Tuesday, 20 October 2015

Pattern testing - BFF quilt

In my most recent sewing post I showed some improvisational patchwork, this time quite something else! While I do enjoy improv enormously, I also like the challenge of precise piecing.

Since I have become aware of the online quilting community I have mainly written my own posts (be it irregularly) and watched/read what others put out there. I just didn't have the time to be too involved with swaps, challenges and bees, and have been watching from the sidelines, thinking "one day...".

But when I had the opportunity this summer to test a pattern for Rebecca Bryan I felt it was time to jump in and try something new. The block she was making the pattern for required curved piecing which I was itching to get back to (have I ever shown you my double wedding ring quilt? I also have ideas for a different one), and I had some time to work on an extra project at the time, too. I jumped at the chance and Rebecca was happy to have me (even though I can't imagine she'd ever heard of me before)!

I decided to start with one block, to be made into a mini. Once I had received the pattern I wanted to start straight away so I chose some fabrics that I had at hand (no time for a day trip to the not-so-local quilt shop) and made a rather traditional version.

The pattern includes helpful directions for curved piecing, though I prefer to do it slightly differently, and use no more than three pins myself. The curve is not very tight and pieces together really easily:

curved piecing using three pins
 The corner units are made up of Half Square Triangles and HST units, apart from the corner triangles which are quarter square triangles. So within a couple of days after receiving the pattern I had this:

The complete block

The pattern was very well laid out, with clear explanations and templates for the curved pieces.

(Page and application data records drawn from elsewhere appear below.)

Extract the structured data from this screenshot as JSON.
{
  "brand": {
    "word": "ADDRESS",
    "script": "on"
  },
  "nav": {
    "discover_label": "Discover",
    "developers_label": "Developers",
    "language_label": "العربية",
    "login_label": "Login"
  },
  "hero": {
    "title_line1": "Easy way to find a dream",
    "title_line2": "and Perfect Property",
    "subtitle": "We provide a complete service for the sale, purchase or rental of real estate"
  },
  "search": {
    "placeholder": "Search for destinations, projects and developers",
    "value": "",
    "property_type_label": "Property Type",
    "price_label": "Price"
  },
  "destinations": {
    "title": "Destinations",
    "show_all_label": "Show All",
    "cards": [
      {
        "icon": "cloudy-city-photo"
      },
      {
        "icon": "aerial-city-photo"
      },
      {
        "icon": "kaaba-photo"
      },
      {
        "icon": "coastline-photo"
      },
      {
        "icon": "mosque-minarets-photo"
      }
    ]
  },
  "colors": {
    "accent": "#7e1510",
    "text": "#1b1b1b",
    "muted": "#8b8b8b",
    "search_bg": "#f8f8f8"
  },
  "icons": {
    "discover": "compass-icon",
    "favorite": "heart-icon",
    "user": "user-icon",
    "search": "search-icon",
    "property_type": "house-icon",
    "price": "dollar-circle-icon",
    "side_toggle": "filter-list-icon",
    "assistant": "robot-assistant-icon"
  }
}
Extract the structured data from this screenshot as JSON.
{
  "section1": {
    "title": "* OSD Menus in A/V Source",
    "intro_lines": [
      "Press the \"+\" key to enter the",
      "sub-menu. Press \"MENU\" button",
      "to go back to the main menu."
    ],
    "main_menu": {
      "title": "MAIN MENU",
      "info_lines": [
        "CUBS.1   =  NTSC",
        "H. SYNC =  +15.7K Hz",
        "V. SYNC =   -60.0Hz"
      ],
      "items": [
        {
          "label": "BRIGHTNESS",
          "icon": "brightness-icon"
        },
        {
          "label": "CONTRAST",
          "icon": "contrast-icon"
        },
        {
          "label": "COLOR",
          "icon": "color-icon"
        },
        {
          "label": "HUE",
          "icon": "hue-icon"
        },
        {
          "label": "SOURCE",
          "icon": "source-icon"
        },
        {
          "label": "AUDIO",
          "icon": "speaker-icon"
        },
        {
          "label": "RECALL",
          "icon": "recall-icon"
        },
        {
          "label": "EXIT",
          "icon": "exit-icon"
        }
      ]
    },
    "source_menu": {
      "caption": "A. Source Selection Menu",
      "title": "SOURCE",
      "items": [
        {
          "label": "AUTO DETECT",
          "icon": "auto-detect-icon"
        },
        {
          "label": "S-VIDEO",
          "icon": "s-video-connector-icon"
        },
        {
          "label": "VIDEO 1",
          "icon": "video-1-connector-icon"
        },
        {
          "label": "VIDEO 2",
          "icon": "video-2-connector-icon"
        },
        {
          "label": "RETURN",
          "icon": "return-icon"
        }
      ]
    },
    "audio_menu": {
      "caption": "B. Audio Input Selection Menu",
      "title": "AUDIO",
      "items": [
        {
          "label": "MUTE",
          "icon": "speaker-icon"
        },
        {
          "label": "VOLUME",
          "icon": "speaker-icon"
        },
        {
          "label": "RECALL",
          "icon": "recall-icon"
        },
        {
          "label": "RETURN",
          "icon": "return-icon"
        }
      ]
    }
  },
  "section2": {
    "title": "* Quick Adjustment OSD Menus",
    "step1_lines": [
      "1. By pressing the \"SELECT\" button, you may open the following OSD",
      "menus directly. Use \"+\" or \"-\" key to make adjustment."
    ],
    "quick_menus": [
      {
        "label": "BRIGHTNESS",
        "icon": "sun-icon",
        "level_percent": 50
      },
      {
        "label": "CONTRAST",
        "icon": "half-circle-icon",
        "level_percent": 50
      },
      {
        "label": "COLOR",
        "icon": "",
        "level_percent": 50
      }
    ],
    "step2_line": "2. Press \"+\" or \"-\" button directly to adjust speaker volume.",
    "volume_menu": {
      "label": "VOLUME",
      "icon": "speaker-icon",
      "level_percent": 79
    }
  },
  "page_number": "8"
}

It even includes a colouring sheet for a complete 4 x 4 quilt layout, so you can play with different colour placements before starting to sew.

The only unusual thing about this pattern is that the edges of the block all end up on the bias, which is something that I would normally avoid. Saying that, as long as you're aware of it, there shouldn't really be a problem. It certainly was no issue when making my block, especially since I added straight strips around the block to finish off my mini. The full quilt includes sashing in the pattern which would stabilise a quilt top, but I would hesitate using this block without sashing in a larger quilt.

I really loved making this block, and am tempted to make a whole quilt in completely different colours (one day...).  There is also a lovely version in the pattern with pieced arcs. In the end I finished off my mini with walking foot machine quilting (which as you can see from the result, could do with a little more practise!) and a narrow flange at the edge inside the binding.


The mini now hangs above my - theoretical - sewing space (no longer here on the outside of the shed which gave the best light for a photograph), brightening up a darkish corner.

For more versions do check out the #bffquilt hash tag on Instagram, and if you are interested in buying Rebecca's BFF Quilt pattern (PDF), it can be found here.

Meanwhile I'm going back to some more sewing, of course!


Sandra

3 comments:

Kaja said...

I wish I could be as accurate as this, at least sometimes! I really like the curves of this; it is a pretty block and your finished mini is really successful.

Lara B. said...

You clearly have mastered curved piecing Sandra! I love the block and this mini quilt is a great way to showcase it! The fabrics you had on hand are very pretty too. I would have to practice a whole lot more before I made a whole quilt like this.

Nancy said...

This is a beautiful block, beautifully pieced. I think the secondary pattern(s) from a whole quilt with the blocks would be very interesting.